And because it travels greater distances than high-band spectrum, it is more efficient for coverage at edge of cities and in less densely populated areas. Because of the strength its urban network, its initial focus for low-band build out will be in suburban and rural areas.
“There is a significant signal propagation improvement compared with mid-band. In rural areas this expansion of coverage can be four times better,” Ray said. “It gives us a very cost-effective path for in-fill and for extending our coverage area.”
Also, as part of the transaction, the two companies will realign spectrum blocks in certain markets, primarily in northern California and the Atlanta area.
Neville Ray, chief technology officer, T-Mobile USA, expounded on how the combination of MetroPCS and T-Mobile is accelerating the carrier’s LTE strategy, as Deutsche Telekom hosted a Capital Markets Day at its headquarters, Dec. 6, in Bonn, Germany.
T-Mobile’s LTE rollout will reach 100 million pops in the first half of 2013 and 200 million pops at the end of the year. It will achieve a two-by-10 MHz LTE position in nearly 90 percent of the top 25 service areas in 2013 in the AWS band and then expand to a two-by-20 MHz position in 2014 and 2015. Release 10-capable LTE equipment and tower top amplifiers will be implemented at 37,000 cell sites across T-Mobile’s network.

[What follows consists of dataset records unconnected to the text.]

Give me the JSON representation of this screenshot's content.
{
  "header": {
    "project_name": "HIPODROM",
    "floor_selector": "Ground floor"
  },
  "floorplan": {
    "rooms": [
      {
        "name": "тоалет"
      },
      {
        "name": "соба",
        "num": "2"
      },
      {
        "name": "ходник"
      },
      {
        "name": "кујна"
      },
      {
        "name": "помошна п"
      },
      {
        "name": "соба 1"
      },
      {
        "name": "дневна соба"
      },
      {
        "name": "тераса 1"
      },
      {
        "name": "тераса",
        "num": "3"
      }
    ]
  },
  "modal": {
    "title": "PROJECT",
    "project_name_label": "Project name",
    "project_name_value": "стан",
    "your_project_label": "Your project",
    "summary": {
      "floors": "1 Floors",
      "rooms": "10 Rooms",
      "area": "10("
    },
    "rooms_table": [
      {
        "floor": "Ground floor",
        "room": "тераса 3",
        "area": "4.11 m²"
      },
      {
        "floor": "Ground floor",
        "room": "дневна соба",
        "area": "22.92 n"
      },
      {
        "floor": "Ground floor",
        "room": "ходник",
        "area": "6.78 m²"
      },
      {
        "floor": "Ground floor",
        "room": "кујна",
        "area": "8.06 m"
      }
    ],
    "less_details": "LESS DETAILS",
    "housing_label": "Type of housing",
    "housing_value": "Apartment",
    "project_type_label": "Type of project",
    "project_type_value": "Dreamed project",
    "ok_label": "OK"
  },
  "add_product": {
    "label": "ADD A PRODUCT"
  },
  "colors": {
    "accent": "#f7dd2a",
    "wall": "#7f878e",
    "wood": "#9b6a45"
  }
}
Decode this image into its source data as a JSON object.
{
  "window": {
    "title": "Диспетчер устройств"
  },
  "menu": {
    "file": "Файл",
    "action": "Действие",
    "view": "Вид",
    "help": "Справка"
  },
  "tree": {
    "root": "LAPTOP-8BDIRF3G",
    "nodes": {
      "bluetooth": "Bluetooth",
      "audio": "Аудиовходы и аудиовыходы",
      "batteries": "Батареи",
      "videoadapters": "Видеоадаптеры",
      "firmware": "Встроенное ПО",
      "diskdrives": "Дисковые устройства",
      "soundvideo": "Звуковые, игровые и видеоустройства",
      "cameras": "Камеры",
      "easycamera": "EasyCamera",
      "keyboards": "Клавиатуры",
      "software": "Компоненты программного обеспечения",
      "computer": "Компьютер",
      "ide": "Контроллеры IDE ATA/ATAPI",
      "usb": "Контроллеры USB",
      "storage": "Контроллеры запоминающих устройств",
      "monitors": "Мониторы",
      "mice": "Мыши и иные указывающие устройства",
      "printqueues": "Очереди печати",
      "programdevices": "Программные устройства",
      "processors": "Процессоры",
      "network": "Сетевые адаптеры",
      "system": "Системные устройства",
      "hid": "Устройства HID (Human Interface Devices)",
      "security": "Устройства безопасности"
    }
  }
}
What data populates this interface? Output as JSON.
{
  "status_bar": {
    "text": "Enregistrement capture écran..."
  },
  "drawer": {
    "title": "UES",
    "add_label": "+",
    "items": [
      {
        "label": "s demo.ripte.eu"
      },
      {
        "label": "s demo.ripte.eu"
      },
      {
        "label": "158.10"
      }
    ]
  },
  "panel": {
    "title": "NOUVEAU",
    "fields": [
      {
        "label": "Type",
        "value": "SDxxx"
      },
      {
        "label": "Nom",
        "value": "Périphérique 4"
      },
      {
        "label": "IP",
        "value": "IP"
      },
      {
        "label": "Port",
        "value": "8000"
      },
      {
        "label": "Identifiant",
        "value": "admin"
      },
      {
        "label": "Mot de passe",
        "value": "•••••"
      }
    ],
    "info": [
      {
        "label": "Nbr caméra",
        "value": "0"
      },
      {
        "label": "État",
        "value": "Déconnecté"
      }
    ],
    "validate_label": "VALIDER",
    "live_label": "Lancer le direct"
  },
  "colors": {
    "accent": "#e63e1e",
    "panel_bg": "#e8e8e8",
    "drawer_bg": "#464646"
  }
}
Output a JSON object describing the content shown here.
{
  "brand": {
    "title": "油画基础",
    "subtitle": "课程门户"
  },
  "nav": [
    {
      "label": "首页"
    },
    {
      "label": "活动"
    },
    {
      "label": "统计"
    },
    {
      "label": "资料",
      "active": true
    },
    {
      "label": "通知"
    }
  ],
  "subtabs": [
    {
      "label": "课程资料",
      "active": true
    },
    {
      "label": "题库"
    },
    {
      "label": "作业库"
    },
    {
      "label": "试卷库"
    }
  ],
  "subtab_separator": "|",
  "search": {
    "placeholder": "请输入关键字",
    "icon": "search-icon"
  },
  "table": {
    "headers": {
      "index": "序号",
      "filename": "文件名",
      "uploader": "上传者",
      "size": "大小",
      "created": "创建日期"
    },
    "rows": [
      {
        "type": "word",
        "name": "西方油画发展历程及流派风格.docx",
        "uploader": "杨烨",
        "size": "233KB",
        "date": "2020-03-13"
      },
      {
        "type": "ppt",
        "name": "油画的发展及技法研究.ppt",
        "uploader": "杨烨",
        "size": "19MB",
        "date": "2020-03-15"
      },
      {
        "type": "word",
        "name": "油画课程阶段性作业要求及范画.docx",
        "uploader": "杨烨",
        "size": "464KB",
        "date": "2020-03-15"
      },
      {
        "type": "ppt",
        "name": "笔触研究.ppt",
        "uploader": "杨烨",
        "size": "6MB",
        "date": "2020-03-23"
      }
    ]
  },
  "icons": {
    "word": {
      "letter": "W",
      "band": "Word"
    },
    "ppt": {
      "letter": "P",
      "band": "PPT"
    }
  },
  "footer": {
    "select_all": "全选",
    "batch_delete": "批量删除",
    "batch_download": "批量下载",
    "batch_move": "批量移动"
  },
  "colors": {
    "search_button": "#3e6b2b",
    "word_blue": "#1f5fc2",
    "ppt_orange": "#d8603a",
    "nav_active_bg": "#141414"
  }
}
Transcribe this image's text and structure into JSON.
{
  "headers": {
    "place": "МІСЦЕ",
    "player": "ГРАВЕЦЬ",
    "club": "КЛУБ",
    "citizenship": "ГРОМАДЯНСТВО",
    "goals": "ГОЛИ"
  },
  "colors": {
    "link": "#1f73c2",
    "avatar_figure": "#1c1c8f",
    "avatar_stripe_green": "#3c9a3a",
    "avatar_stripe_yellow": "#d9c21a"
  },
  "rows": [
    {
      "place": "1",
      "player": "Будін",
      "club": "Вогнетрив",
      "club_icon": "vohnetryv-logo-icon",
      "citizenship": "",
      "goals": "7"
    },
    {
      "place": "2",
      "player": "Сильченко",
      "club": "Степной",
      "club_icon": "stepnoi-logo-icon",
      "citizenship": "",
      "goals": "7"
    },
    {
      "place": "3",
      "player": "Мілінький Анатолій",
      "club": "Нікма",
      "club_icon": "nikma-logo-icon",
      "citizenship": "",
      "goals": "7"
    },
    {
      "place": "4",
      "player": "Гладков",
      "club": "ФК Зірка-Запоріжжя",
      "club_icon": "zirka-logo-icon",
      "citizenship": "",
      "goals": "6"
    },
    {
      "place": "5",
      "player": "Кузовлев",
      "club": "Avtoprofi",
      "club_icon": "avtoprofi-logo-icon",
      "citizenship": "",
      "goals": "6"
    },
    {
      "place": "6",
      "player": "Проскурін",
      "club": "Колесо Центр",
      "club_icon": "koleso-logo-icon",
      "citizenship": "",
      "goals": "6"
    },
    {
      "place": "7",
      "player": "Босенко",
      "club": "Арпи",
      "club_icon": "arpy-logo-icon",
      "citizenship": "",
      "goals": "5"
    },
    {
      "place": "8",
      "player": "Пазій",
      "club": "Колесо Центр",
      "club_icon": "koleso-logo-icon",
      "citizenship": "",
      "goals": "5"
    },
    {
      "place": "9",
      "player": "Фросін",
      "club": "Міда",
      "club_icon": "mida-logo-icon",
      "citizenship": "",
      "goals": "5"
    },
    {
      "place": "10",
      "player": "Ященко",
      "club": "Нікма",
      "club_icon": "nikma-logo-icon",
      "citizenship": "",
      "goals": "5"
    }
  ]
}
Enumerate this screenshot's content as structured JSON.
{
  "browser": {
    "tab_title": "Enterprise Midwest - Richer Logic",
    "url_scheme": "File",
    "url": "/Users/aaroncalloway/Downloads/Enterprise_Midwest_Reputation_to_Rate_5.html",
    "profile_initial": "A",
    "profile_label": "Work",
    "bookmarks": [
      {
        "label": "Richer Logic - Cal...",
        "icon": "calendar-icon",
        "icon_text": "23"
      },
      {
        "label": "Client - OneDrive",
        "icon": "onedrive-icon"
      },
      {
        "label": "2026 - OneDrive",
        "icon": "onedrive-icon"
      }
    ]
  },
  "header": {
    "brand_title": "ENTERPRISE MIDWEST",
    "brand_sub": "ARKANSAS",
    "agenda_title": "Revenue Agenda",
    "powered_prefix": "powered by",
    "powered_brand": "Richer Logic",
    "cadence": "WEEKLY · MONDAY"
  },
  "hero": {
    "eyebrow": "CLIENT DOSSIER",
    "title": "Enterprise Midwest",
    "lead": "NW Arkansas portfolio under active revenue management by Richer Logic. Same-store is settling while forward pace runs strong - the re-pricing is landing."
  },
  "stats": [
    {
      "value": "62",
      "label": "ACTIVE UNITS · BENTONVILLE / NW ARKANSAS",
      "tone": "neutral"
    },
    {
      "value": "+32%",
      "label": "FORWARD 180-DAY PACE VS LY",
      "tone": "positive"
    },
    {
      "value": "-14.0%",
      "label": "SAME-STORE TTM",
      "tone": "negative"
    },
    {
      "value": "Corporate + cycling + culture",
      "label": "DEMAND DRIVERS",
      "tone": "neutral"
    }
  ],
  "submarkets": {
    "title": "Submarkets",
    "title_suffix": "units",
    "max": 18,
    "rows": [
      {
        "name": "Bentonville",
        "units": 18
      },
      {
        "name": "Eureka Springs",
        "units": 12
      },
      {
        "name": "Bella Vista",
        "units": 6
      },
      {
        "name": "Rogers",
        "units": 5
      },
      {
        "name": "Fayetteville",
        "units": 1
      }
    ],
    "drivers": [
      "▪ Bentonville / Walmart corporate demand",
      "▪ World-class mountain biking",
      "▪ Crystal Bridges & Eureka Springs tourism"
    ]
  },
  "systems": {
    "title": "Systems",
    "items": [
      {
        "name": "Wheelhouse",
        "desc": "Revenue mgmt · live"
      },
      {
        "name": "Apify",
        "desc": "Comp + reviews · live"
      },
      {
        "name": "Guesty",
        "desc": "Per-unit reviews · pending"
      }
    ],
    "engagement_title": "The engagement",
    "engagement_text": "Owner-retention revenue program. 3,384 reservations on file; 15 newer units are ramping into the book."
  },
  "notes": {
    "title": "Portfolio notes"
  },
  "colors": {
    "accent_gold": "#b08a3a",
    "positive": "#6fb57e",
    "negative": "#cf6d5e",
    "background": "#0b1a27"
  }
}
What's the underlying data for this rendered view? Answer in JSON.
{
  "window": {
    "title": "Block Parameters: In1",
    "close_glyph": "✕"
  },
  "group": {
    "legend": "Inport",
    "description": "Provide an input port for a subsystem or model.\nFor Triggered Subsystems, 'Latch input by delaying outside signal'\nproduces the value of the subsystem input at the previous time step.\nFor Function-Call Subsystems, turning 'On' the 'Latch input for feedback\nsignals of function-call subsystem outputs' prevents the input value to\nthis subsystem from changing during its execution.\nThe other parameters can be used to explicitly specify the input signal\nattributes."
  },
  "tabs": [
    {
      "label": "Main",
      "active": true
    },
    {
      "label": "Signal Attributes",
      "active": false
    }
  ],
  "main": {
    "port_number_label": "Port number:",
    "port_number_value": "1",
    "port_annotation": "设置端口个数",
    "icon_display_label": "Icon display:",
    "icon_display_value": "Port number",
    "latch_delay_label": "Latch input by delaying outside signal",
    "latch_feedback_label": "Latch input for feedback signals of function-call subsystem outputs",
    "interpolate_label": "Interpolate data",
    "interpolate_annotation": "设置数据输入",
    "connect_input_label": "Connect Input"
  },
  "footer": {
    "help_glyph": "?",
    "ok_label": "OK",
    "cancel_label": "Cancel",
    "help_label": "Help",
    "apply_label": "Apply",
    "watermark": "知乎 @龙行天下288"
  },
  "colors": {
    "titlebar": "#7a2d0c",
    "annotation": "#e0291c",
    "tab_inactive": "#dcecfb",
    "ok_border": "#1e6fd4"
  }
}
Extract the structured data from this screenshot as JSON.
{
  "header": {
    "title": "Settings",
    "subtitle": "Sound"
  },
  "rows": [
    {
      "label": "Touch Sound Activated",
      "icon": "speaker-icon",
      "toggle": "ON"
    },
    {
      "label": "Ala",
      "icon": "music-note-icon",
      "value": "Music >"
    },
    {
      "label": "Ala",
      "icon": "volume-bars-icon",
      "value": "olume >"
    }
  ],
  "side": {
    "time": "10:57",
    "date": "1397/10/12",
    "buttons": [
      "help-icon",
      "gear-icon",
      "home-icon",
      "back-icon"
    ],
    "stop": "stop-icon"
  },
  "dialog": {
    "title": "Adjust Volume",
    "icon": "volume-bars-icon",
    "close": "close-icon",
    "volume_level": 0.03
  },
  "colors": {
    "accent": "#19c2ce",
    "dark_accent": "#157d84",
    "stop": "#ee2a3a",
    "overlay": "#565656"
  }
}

“We are excited about what the MetroPCS combination does for us in allowing the deployment of LTE in the AWS band, rapidly accelerating our deployment,” Ray said. “We have a lot of capacity coming online to support the migration of MetroPCS customers. Look to see the completion of the migration in 2015, which is when we will begin to decommission their CDMA system.”
Complementing its 225 million pop HSPA+ AWS position, T-Mobile is also rapidly expanding its HSPA + footprint in the 1900 MHz band, which will surpass 100 million pops by year end 2012, reach 170 million pops in the first half of next year and then to 200 million pops by year end 2013. In Bonn, T-Mobile announced another three service areas – Atlanta, Minneapolis and Seattle in addition to the 15 markets already announced, which included Miami; Phoenix; San Francisco; Mesa and Tucson, Ariz.; Modesto, Oakland, San Jose and Stockton, Calif.; and Fort Lauderdale, Fla.
“We are in the middle of refarming, replacing GSM [at 1900 MHz],” Ray said. “We have completed clearance of the band and are now rapidly introducing HSPA+ in 1900 MHz PCS spectrum.”
John Legere, CEO of T-Mobile USA, confidently announced that the carrier will soon be able to AT&T’s network.
“All the growing pains of getting this huge modernization and transformation process are done,” he said. “It took a while to ramp up to full speed, but we will hit those targets.”